A few days later, Millie left the USA scene for Kingston, Jamaica, where she was escorted by police motorcycle, with siren screaming, to the Government Mansion of the Prime Minister. Here she was personally greeted by Prime Minister Sir Alexander Montie, the Governor of Jamaica, and ceremonies usually reserved for royal visitors. Millie's entire family joined her to witness this fabulous Jamaican nationwide greeting for the little girl who rose to international fame from obscurity only a short time before.
In the middle of August, Millie again returned to the US for a really special day in her life. The New York World's Fair had designated August 12th as Millie Small Day at the Fair and she was the center of attraction. A few days later, Millie again left us. It was heartbreaking to see her leave, but engagements in Ireland had to be kept. In the latter part of August, Millie was filmed in England for an Ed Sullivan CBS television program. It was not announced when this filmed sequence will appear on Ed's show, but we hope it will be soon. In September, Millie Small will again return to the US, this time to star in a Murray The K show at a New York theater. Keen teens within the metropolitan area of the city will look forward to this appearance by Millie.

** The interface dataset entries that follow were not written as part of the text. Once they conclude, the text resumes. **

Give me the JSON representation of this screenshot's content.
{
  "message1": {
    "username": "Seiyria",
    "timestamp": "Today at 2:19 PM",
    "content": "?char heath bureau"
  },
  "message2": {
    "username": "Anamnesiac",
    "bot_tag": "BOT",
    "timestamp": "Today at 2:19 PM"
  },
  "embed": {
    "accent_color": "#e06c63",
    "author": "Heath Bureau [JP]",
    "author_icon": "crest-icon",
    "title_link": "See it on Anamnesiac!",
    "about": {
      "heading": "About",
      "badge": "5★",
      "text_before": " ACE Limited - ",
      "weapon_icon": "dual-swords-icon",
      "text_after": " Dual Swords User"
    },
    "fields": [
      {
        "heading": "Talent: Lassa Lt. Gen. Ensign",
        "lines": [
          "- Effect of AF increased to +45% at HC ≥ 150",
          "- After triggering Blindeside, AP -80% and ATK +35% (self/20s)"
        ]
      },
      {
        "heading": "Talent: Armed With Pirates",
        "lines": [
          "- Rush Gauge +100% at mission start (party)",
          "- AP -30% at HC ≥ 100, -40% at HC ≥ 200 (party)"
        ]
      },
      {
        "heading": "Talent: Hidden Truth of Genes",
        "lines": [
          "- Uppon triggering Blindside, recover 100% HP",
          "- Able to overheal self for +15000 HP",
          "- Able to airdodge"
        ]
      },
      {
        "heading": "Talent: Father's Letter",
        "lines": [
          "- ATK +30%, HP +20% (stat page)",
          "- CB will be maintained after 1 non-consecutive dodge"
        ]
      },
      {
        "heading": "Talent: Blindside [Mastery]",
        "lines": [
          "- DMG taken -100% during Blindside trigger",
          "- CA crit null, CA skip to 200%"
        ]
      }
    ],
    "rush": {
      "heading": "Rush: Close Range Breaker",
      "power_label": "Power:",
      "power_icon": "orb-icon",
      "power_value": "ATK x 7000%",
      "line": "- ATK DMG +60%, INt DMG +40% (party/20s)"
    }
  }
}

Her greatest adventure since coming to England was when she was invited
to do a television show with the Beatles. She danced and sang on a London-produced
spectacular already shown twice in England, by popular demand. The show

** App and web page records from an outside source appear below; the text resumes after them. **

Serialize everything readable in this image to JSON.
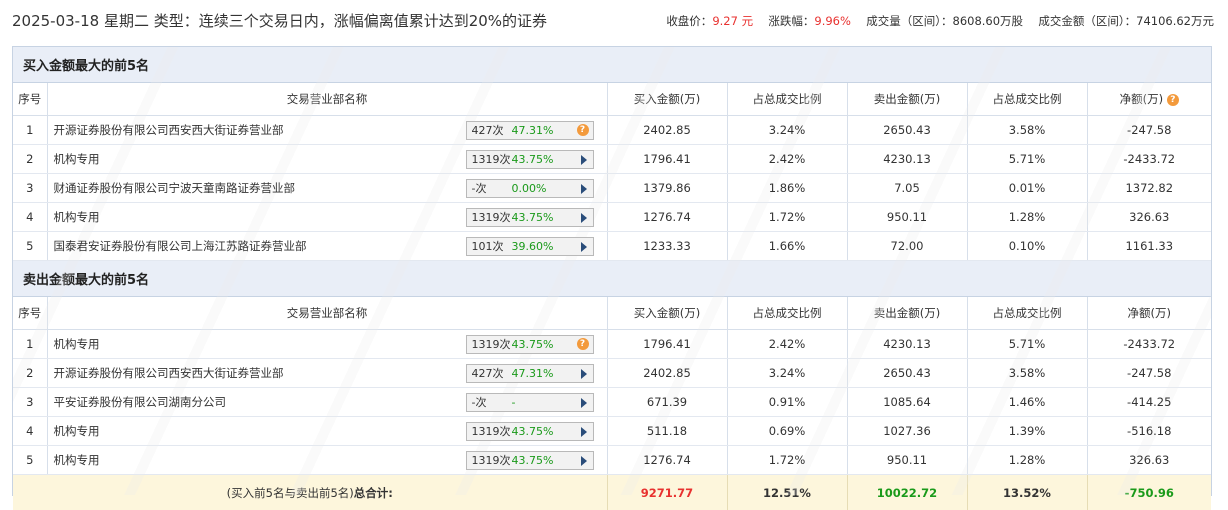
{
  "header": {
    "title": "2025-03-18 星期二 类型：连续三个交易日内，涨幅偏离值累计达到20%的证券",
    "close_label": "收盘价：",
    "close_value": "9.27 元",
    "change_label": "涨跌幅：",
    "change_value": "9.96%",
    "volume_label": "成交量（区间）：",
    "volume_value": "8608.60万股",
    "amount_label": "成交金额（区间）：",
    "amount_value": "74106.62万元"
  },
  "buy_section": {
    "title": "买入金额最大的前5名",
    "headers": [
      "序号",
      "交易营业部名称",
      "买入金额(万)",
      "占总成交比例",
      "卖出金额(万)",
      "占总成交比例",
      "净额(万)"
    ],
    "rows": [
      {
        "idx": "1",
        "name": "开源证券股份有限公司西安西大街证券营业部",
        "count": "427次",
        "rate": "47.31%",
        "icon": "question",
        "buy": "2402.85",
        "buy_pct": "3.24%",
        "sell": "2650.43",
        "sell_pct": "3.58%",
        "net": "-247.58",
        "net_sign": "neg"
      },
      {
        "idx": "2",
        "name": "机构专用",
        "count": "1319次",
        "rate": "43.75%",
        "icon": "arrow",
        "buy": "1796.41",
        "buy_pct": "2.42%",
        "sell": "4230.13",
        "sell_pct": "5.71%",
        "net": "-2433.72",
        "net_sign": "neg"
      },
      {
        "idx": "3",
        "name": "财通证券股份有限公司宁波天童南路证券营业部",
        "count": "-次",
        "rate": "0.00%",
        "icon": "arrow",
        "buy": "1379.86",
        "buy_pct": "1.86%",
        "sell": "7.05",
        "sell_pct": "0.01%",
        "net": "1372.82",
        "net_sign": "pos"
      },
      {
        "idx": "4",
        "name": "机构专用",
        "count": "1319次",
        "rate": "43.75%",
        "icon": "arrow",
        "buy": "1276.74",
        "buy_pct": "1.72%",
        "sell": "950.11",
        "sell_pct": "1.28%",
        "net": "326.63",
        "net_sign": "pos"
      },
      {
        "idx": "5",
        "name": "国泰君安证券股份有限公司上海江苏路证券营业部",
        "count": "101次",
        "rate": "39.60%",
        "icon": "arrow",
        "buy": "1233.33",
        "buy_pct": "1.66%",
        "sell": "72.00",
        "sell_pct": "0.10%",
        "net": "1161.33",
        "net_sign": "pos"
      }
    ]
  },
  "sell_section": {
    "title": "卖出金额最大的前5名",
    "headers": [
      "序号",
      "交易营业部名称",
      "买入金额(万)",
      "占总成交比例",
      "卖出金额(万)",
      "占总成交比例",
      "净额(万)"
    ],
    "rows": [
      {
        "idx": "1",
        "name": "机构专用",
        "count": "1319次",
        "rate": "43.75%",
        "icon": "question",
        "buy": "1796.41",
        "buy_pct": "2.42%",
        "sell": "4230.13",
        "sell_pct": "5.71%",
        "net": "-2433.72",
        "net_sign": "neg"
      },
      {
        "idx": "2",
        "name": "开源证券股份有限公司西安西大街证券营业部",
        "count": "427次",
        "rate": "47.31%",
        "icon": "arrow",
        "buy": "2402.85",
        "buy_pct": "3.24%",
        "sell": "2650.43",
        "sell_pct": "3.58%",
        "net": "-247.58",
        "net_sign": "neg"
      },
      {
        "idx": "3",
        "name": "平安证券股份有限公司湖南分公司",
        "count": "-次",
        "rate": "-",
        "icon": "arrow",
        "buy": "671.39",
        "buy_pct": "0.91%",
        "sell": "1085.64",
        "sell_pct": "1.46%",
        "net": "-414.25",
        "net_sign": "neg"
      },
      {
        "idx": "4",
        "name": "机构专用",
        "count": "1319次",
        "rate": "43.75%",
        "icon": "arrow",
        "buy": "511.18",
        "buy_pct": "0.69%",
        "sell": "1027.36",
        "sell_pct": "1.39%",
        "net": "-516.18",
        "net_sign": "neg"
      },
      {
        "idx": "5",
        "name": "机构专用",
        "count": "1319次",
        "rate": "43.75%",
        "icon": "arrow",
        "buy": "1276.74",
        "buy_pct": "1.72%",
        "sell": "950.11",
        "sell_pct": "1.28%",
        "net": "326.63",
        "net_sign": "pos"
      }
    ]
  },
  "total": {
    "label_prefix": "(买入前5名与卖出前5名)",
    "label_bold": "总合计:",
    "buy": "9271.77",
    "buy_pct": "12.51%",
    "sell": "10022.72",
    "sell_pct": "13.52%",
    "net": "-750.96"
  },
  "colors": {
    "red": "#e8312f",
    "green": "#1a9a1a",
    "section_bg": "#e9eef7",
    "total_bg": "#fdf6dc"
  },
  "icons": {
    "question": "question-icon",
    "arrow": "play-arrow-icon"
  }
}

is scheduled for a U.S. telecast too. How did she like the Beatles? "They
are all very nice boys!" She hastily adds that she is an ardent fan
of Peter and Gordon, Elvis Presley and Fats Domino. On boys: "I just
started dating when I came to England. At home we have a big lovely dance
hall, but my mother would not let me go out alone. I had my first date
in England. It was so much fun," she squeals with excitement. "Can
it be true?" wrote Millie's father of the rumour in Jamaica that
Millie would perform at a charity ball in London, at the invitation of
the Duke of Edinburgh and princess Alexandra. "It's not only true,
Daddy, I learned to curtsy with high-heeled shoes on," she cabled
back. Millie Small, the impish little girl, is on her way to a really
big career. We wish her the best of success.
(FROM TEENVILLE MAGAZINE, ISSUE #2, 1964)
PRESENTED BY THE SPECTROPOP TEAM